In his opening statement to a closed session of the House Appropriations Committee on Tuesday, acting D.C. Metropolitan Police Department Chief Robert J. Contee III revealed that Officer Jeffrey Smith took his own life days after the riot.
“Five people lost their lives on January 6th — Capitol Police Officer Brian Sicknick and four others. And tragically, two officers who were at the Capitol on January 6th, one each from the Capitol Police and MPD, took their own lives in the aftermath of that battle.

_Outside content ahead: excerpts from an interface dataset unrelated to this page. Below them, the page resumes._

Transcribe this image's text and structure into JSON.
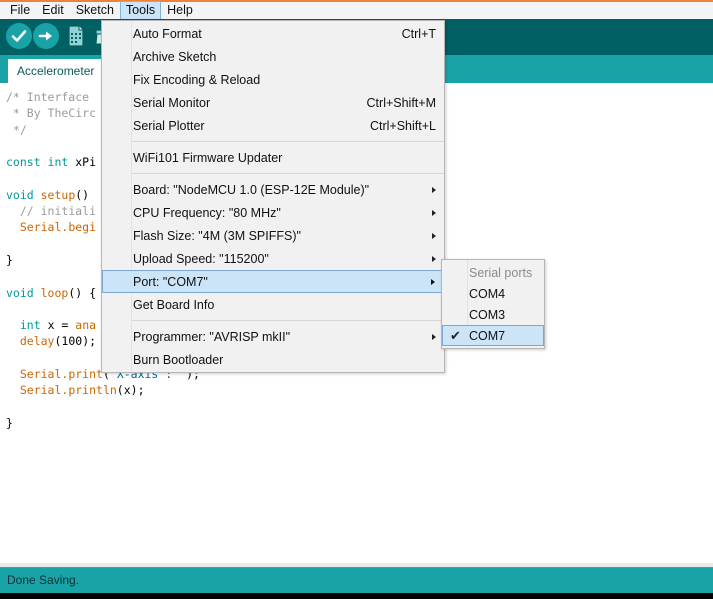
{
  "menubar": {
    "items": [
      {
        "label": "File",
        "active": false
      },
      {
        "label": "Edit",
        "active": false
      },
      {
        "label": "Sketch",
        "active": false
      },
      {
        "label": "Tools",
        "active": true
      },
      {
        "label": "Help",
        "active": false
      }
    ]
  },
  "toolbar": {
    "buttons": [
      {
        "name": "verify-button",
        "icon": "check-icon"
      },
      {
        "name": "upload-button",
        "icon": "arrow-right-icon"
      },
      {
        "name": "new-button",
        "icon": "new-document-icon"
      },
      {
        "name": "open-button",
        "icon": "open-folder-icon"
      }
    ],
    "background_color": "#006064"
  },
  "tabbar": {
    "active_tab": "Accelerometer",
    "background_color": "#1aa3a6"
  },
  "editor": {
    "lines": [
      [
        {
          "t": "/* Interface",
          "c": "comment"
        }
      ],
      [
        {
          "t": " * By TheCirc",
          "c": "comment"
        }
      ],
      [
        {
          "t": " */",
          "c": "comment"
        }
      ],
      [],
      [
        {
          "t": "const int ",
          "c": "kw"
        },
        {
          "t": "xPi",
          "c": "plain"
        }
      ],
      [],
      [
        {
          "t": "void ",
          "c": "kw"
        },
        {
          "t": "setup",
          "c": "fn"
        },
        {
          "t": "()",
          "c": "plain"
        }
      ],
      [
        {
          "t": "  ",
          "c": "plain"
        },
        {
          "t": "// initiali",
          "c": "comment"
        }
      ],
      [
        {
          "t": "  ",
          "c": "plain"
        },
        {
          "t": "Serial",
          "c": "fn"
        },
        {
          "t": ".begi",
          "c": "fn"
        }
      ],
      [],
      [
        {
          "t": "}",
          "c": "plain"
        }
      ],
      [],
      [
        {
          "t": "void ",
          "c": "kw"
        },
        {
          "t": "loop",
          "c": "fn"
        },
        {
          "t": "() {",
          "c": "plain"
        }
      ],
      [],
      [
        {
          "t": "  ",
          "c": "plain"
        },
        {
          "t": "int ",
          "c": "kw"
        },
        {
          "t": "x = ",
          "c": "plain"
        },
        {
          "t": "ana",
          "c": "fn"
        }
      ],
      [
        {
          "t": "  ",
          "c": "plain"
        },
        {
          "t": "delay",
          "c": "fn"
        },
        {
          "t": "(",
          "c": "plain"
        },
        {
          "t": "100",
          "c": "num"
        },
        {
          "t": ");",
          "c": "plain"
        }
      ],
      [],
      [
        {
          "t": "  ",
          "c": "plain"
        },
        {
          "t": "Serial",
          "c": "fn"
        },
        {
          "t": ".print",
          "c": "fn"
        },
        {
          "t": "(",
          "c": "plain"
        },
        {
          "t": "\"X-axis : \"",
          "c": "str"
        },
        {
          "t": ");",
          "c": "plain"
        }
      ],
      [
        {
          "t": "  ",
          "c": "plain"
        },
        {
          "t": "Serial",
          "c": "fn"
        },
        {
          "t": ".println",
          "c": "fn"
        },
        {
          "t": "(",
          "c": "plain"
        },
        {
          "t": "x",
          "c": "plain"
        },
        {
          "t": ");",
          "c": "plain"
        }
      ],
      [],
      [
        {
          "t": "}",
          "c": "plain"
        }
      ]
    ]
  },
  "tools_menu": {
    "items": [
      {
        "label": "Auto Format",
        "accel": "Ctrl+T",
        "arrow": false,
        "selected": false
      },
      {
        "label": "Archive Sketch",
        "accel": "",
        "arrow": false,
        "selected": false
      },
      {
        "label": "Fix Encoding & Reload",
        "accel": "",
        "arrow": false,
        "selected": false
      },
      {
        "label": "Serial Monitor",
        "accel": "Ctrl+Shift+M",
        "arrow": false,
        "selected": false
      },
      {
        "label": "Serial Plotter",
        "accel": "Ctrl+Shift+L",
        "arrow": false,
        "selected": false
      },
      {
        "separator": true
      },
      {
        "label": "WiFi101 Firmware Updater",
        "accel": "",
        "arrow": false,
        "selected": false
      },
      {
        "separator": true
      },
      {
        "label": "Board: \"NodeMCU 1.0 (ESP-12E Module)\"",
        "accel": "",
        "arrow": true,
        "selected": false
      },
      {
        "label": "CPU Frequency: \"80 MHz\"",
        "accel": "",
        "arrow": true,
        "selected": false
      },
      {
        "label": "Flash Size: \"4M (3M SPIFFS)\"",
        "accel": "",
        "arrow": true,
        "selected": false
      },
      {
        "label": "Upload Speed: \"115200\"",
        "accel": "",
        "arrow": true,
        "selected": false
      },
      {
        "label": "Port: \"COM7\"",
        "accel": "",
        "arrow": true,
        "selected": true
      },
      {
        "label": "Get Board Info",
        "accel": "",
        "arrow": false,
        "selected": false
      },
      {
        "separator": true
      },
      {
        "label": "Programmer: \"AVRISP mkII\"",
        "accel": "",
        "arrow": true,
        "selected": false
      },
      {
        "label": "Burn Bootloader",
        "accel": "",
        "arrow": false,
        "selected": false
      }
    ]
  },
  "port_submenu": {
    "header": "Serial ports",
    "items": [
      {
        "label": "COM4",
        "checked": false
      },
      {
        "label": "COM3",
        "checked": false
      },
      {
        "label": "COM7",
        "checked": true
      }
    ],
    "check_glyph": "✔"
  },
  "statusbar": {
    "message": "Done Saving.",
    "background_color": "#1aa3a6"
  }
}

We honor the service and sacrifices of Officers Brian Sicknick, Howard Liebengood, and Jeffrey Smith, and offer condolences to all the grieving families,” Contee said in his address.
Per a department spokesman, Smith, 35, had been a law enforcement officer for 12 years and was assigned to the Washington, D.C., neighborhoods of Cleveland Park and Georgetown.

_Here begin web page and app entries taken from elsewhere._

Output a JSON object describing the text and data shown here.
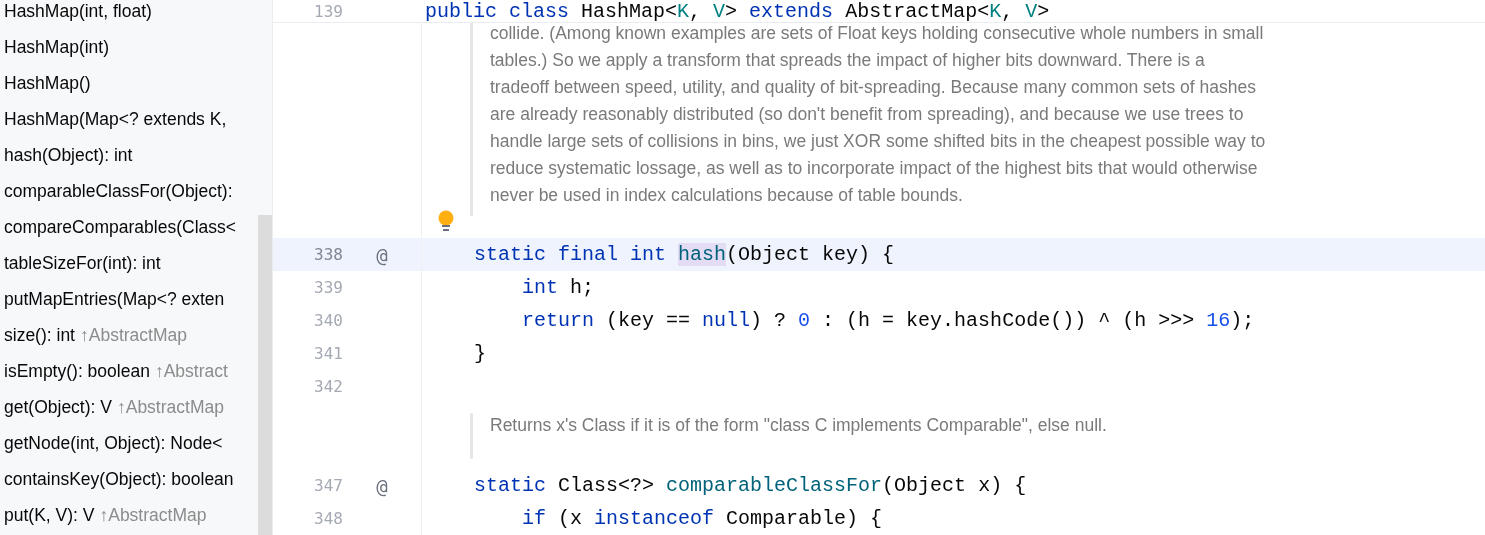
{
  "structure": {
    "items": [
      {
        "label": "HashMap(int, float)"
      },
      {
        "label": "HashMap(int)"
      },
      {
        "label": "HashMap()"
      },
      {
        "label": "HashMap(Map<? extends K,"
      },
      {
        "label": "hash(Object): int"
      },
      {
        "label": "comparableClassFor(Object):"
      },
      {
        "label": "compareComparables(Class<"
      },
      {
        "label": "tableSizeFor(int): int"
      },
      {
        "label": "putMapEntries(Map<? exten"
      },
      {
        "label": "size(): int",
        "inherited": "↑AbstractMap"
      },
      {
        "label": "isEmpty(): boolean",
        "inherited": "↑Abstract"
      },
      {
        "label": "get(Object): V",
        "inherited": "↑AbstractMap"
      },
      {
        "label": "getNode(int, Object): Node<"
      },
      {
        "label": "containsKey(Object): boolean"
      },
      {
        "label": "put(K, V): V",
        "inherited": "↑AbstractMap"
      }
    ]
  },
  "editor": {
    "sticky_line": {
      "number": "139",
      "tokens": [
        {
          "kind": "keyword",
          "text": "public class "
        },
        {
          "kind": "plain",
          "text": "HashMap<"
        },
        {
          "kind": "param",
          "text": "K"
        },
        {
          "kind": "plain",
          "text": ", "
        },
        {
          "kind": "param",
          "text": "V"
        },
        {
          "kind": "plain",
          "text": "> "
        },
        {
          "kind": "keyword",
          "text": "extends "
        },
        {
          "kind": "plain",
          "text": "AbstractMap<"
        },
        {
          "kind": "param",
          "text": "K"
        },
        {
          "kind": "plain",
          "text": ", "
        },
        {
          "kind": "param",
          "text": "V"
        },
        {
          "kind": "plain",
          "text": ">"
        }
      ]
    },
    "blocks": [
      {
        "kind": "doc",
        "intention_bulb": true,
        "lines": [
          "collide. (Among known examples are sets of Float keys holding consecutive whole numbers in small",
          "tables.) So we apply a transform that spreads the impact of higher bits downward. There is a",
          "tradeoff between speed, utility, and quality of bit-spreading. Because many common sets of hashes",
          "are already reasonably distributed (so don't benefit from spreading), and because we use trees to",
          "handle large sets of collisions in bins, we just XOR some shifted bits in the cheapest possible way to",
          "reduce systematic lossage, as well as to incorporate impact of the highest bits that would otherwise",
          "never be used in index calculations because of table bounds."
        ]
      },
      {
        "kind": "code",
        "number": "338",
        "annotation": "@",
        "current": true,
        "tokens": [
          {
            "kind": "keyword",
            "text": "    static final int "
          },
          {
            "kind": "method",
            "text": "hash",
            "highlighted": true
          },
          {
            "kind": "plain",
            "text": "(Object key) {"
          }
        ]
      },
      {
        "kind": "code",
        "number": "339",
        "tokens": [
          {
            "kind": "keyword",
            "text": "        int "
          },
          {
            "kind": "plain",
            "text": "h;"
          }
        ]
      },
      {
        "kind": "code",
        "number": "340",
        "tokens": [
          {
            "kind": "keyword",
            "text": "        return "
          },
          {
            "kind": "plain",
            "text": "(key == "
          },
          {
            "kind": "keyword",
            "text": "null"
          },
          {
            "kind": "plain",
            "text": ") ? "
          },
          {
            "kind": "number",
            "text": "0"
          },
          {
            "kind": "plain",
            "text": " : (h = key.hashCode()) ^ (h >>> "
          },
          {
            "kind": "number",
            "text": "16"
          },
          {
            "kind": "plain",
            "text": ");"
          }
        ]
      },
      {
        "kind": "code",
        "number": "341",
        "tokens": [
          {
            "kind": "plain",
            "text": "    }"
          }
        ]
      },
      {
        "kind": "code",
        "number": "342"
      },
      {
        "kind": "doc",
        "intention_bulb": false,
        "lines": [
          "Returns x's Class if it is of the form \"class C implements Comparable\", else null."
        ]
      },
      {
        "kind": "code",
        "number": "347",
        "annotation": "@",
        "tokens": [
          {
            "kind": "keyword",
            "text": "    static "
          },
          {
            "kind": "plain",
            "text": "Class<?> "
          },
          {
            "kind": "method",
            "text": "comparableClassFor"
          },
          {
            "kind": "plain",
            "text": "(Object x) {"
          }
        ]
      },
      {
        "kind": "code",
        "number": "348",
        "tokens": [
          {
            "kind": "keyword",
            "text": "        if "
          },
          {
            "kind": "plain",
            "text": "(x "
          },
          {
            "kind": "keyword",
            "text": "instanceof "
          },
          {
            "kind": "plain",
            "text": "Comparable) {"
          }
        ]
      }
    ]
  }
}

Earlier this month, the United States Capitol Police (USCP) confirmed that Liebengood, an off-duty United States Capitol Police officer and a 15-year veteran, had passed away at age 51.
As reported by the Washington Post, a spokesman for his family later said Liebengood died by suicide.
“His death is a tragedy that has deprived all of us a dedicated public servant,” Barry Pollack, a lawyer representing the Liebengood family, said in a statement. “His family has suffered a devastating loss and asks that they be given space to grieve in private.”
Prior to this, the USCP tragically announced that Sicknick passed away from injuries he sustained “while physically engaging with protesters” at the riots.
Police said that Sicknick collapsed after returning to his division office and was taken to a hospital, where he later died.
During his testimony, Contee said 65 D.C. police officers sustained injuries that have been documented in injury reports.
Contee went on to say that “many more sustained injuries from the assault — scratches, bruises, eyes burning from bear mace — that they did not even bother to report.”
Our condolences go out to all those affected by this senseless act of violence and chaos.
If you or someone you know needs help, please call the National Suicide Prevention Lifeline at 1-800-273-TALK (8255).